(Records excerpted from a collection)
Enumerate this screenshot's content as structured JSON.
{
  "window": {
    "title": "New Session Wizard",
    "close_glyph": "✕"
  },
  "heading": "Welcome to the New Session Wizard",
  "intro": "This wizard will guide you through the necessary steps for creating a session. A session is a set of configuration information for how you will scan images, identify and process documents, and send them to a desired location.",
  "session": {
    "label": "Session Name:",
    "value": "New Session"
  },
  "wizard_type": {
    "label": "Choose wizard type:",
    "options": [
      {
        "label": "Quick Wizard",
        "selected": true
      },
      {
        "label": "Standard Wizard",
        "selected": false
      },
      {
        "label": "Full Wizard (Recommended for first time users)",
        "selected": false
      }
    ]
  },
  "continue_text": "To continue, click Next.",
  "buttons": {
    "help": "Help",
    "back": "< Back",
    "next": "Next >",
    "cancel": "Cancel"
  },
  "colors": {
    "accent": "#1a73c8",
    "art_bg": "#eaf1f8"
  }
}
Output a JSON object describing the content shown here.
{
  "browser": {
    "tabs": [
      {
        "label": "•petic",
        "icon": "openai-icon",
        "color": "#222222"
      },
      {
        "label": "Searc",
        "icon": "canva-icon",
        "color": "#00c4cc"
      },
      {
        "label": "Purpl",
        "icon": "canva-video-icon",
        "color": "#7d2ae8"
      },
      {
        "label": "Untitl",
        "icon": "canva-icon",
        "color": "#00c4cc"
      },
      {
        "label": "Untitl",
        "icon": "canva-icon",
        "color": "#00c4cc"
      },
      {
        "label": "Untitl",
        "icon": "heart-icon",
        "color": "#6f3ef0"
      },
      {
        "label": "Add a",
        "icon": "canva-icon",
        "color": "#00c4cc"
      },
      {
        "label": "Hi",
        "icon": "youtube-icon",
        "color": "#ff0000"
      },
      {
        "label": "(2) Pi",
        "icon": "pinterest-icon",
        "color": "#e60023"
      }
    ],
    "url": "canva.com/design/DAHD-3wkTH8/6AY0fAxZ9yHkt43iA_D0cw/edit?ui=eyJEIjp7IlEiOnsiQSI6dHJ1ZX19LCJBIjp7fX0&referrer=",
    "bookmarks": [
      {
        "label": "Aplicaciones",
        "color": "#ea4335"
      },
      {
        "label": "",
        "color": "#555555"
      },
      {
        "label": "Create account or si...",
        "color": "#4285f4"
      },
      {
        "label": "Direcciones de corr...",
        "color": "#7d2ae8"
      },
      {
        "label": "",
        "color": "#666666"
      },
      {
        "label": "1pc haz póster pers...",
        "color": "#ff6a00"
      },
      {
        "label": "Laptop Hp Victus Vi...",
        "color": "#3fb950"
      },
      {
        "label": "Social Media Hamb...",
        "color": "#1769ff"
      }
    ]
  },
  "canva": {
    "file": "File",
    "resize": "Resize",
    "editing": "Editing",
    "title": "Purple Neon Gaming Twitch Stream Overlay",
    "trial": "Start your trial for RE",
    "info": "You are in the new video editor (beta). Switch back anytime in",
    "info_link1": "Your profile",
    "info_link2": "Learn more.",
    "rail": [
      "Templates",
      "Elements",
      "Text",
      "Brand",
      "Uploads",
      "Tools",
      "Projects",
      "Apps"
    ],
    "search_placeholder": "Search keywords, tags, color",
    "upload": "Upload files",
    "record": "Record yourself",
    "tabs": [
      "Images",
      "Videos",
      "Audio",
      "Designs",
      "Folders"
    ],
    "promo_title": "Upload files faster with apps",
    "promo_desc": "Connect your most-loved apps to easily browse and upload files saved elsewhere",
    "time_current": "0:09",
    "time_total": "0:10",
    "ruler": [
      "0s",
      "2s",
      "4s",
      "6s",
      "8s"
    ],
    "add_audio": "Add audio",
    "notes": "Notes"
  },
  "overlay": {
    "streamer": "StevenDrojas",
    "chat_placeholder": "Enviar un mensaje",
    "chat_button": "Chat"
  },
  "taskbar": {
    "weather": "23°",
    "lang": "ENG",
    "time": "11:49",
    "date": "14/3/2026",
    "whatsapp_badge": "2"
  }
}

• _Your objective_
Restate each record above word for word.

• _Result_
Enumerate this screenshot's content as structured JSON.
{
  "window": {
    "title": "New Session Wizard",
    "close_glyph": "✕"
  },
  "heading": "Welcome to the New Session Wizard",
  "intro": "This wizard will guide you through the necessary steps for creating a session. A session is a set of configuration information for how you will scan images, identify and process documents, and send them to a desired location.",
  "session": {
    "label": "Session Name:",
    "value": "New Session"
  },
  "wizard_type": {
    "label": "Choose wizard type:",
    "options": [
      {
        "label": "Quick Wizard",
        "selected": true
      },
      {
        "label": "Standard Wizard",
        "selected": false
      },
      {
        "label": "Full Wizard (Recommended for first time users)",
        "selected": false
      }
    ]
  },
  "continue_text": "To continue, click Next.",
  "buttons": {
    "help": "Help",
    "back": "< Back",
    "next": "Next >",
    "cancel": "Cancel"
  },
  "colors": {
    "accent": "#1a73c8",
    "art_bg": "#eaf1f8"
  }
}
Output a JSON object describing the content shown here.
{
  "browser": {
    "tabs": [
      {
        "label": "•petic",
        "icon": "openai-icon",
        "color": "#222222"
      },
      {
        "label": "Searc",
        "icon": "canva-icon",
        "color": "#00c4cc"
      },
      {
        "label": "Purpl",
        "icon": "canva-video-icon",
        "color": "#7d2ae8"
      },
      {
        "label": "Untitl",
        "icon": "canva-icon",
        "color": "#00c4cc"
      },
      {
        "label": "Untitl",
        "icon": "canva-icon",
        "color": "#00c4cc"
      },
      {
        "label": "Untitl",
        "icon": "heart-icon",
        "color": "#6f3ef0"
      },
      {
        "label": "Add a",
        "icon": "canva-icon",
        "color": "#00c4cc"
      },
      {
        "label": "Hi",
        "icon": "youtube-icon",
        "color": "#ff0000"
      },
      {
        "label": "(2) Pi",
        "icon": "pinterest-icon",
        "color": "#e60023"
      }
    ],
    "url": "canva.com/design/DAHD-3wkTH8/6AY0fAxZ9yHkt43iA_D0cw/edit?ui=eyJEIjp7IlEiOnsiQSI6dHJ1ZX19LCJBIjp7fX0&referrer=",
    "bookmarks": [
      {
        "label": "Aplicaciones",
        "color": "#ea4335"
      },
      {
        "label": "",
        "color": "#555555"
      },
      {
        "label": "Create account or si...",
        "color": "#4285f4"
      },
      {
        "label": "Direcciones de corr...",
        "color": "#7d2ae8"
      },
      {
        "label": "",
        "color": "#666666"
      },
      {
        "label": "1pc haz póster pers...",
        "color": "#ff6a00"
      },
      {
        "label": "Laptop Hp Victus Vi...",
        "color": "#3fb950"
      },
      {
        "label": "Social Media Hamb...",
        "color": "#1769ff"
      }
    ]
  },
  "canva": {
    "file": "File",
    "resize": "Resize",
    "editing": "Editing",
    "title": "Purple Neon Gaming Twitch Stream Overlay",
    "trial": "Start your trial for RE",
    "info": "You are in the new video editor (beta). Switch back anytime in",
    "info_link1": "Your profile",
    "info_link2": "Learn more.",
    "rail": [
      "Templates",
      "Elements",
      "Text",
      "Brand",
      "Uploads",
      "Tools",
      "Projects",
      "Apps"
    ],
    "search_placeholder": "Search keywords, tags, color",
    "upload": "Upload files",
    "record": "Record yourself",
    "tabs": [
      "Images",
      "Videos",
      "Audio",
      "Designs",
      "Folders"
    ],
    "promo_title": "Upload files faster with apps",
    "promo_desc": "Connect your most-loved apps to easily browse and upload files saved elsewhere",
    "time_current": "0:09",
    "time_total": "0:10",
    "ruler": [
      "0s",
      "2s",
      "4s",
      "6s",
      "8s"
    ],
    "add_audio": "Add audio",
    "notes": "Notes"
  },
  "overlay": {
    "streamer": "StevenDrojas",
    "chat_placeholder": "Enviar un mensaje",
    "chat_button": "Chat"
  },
  "taskbar": {
    "weather": "23°",
    "lang": "ENG",
    "time": "11:49",
    "date": "14/3/2026",
    "whatsapp_badge": "2"
  }
}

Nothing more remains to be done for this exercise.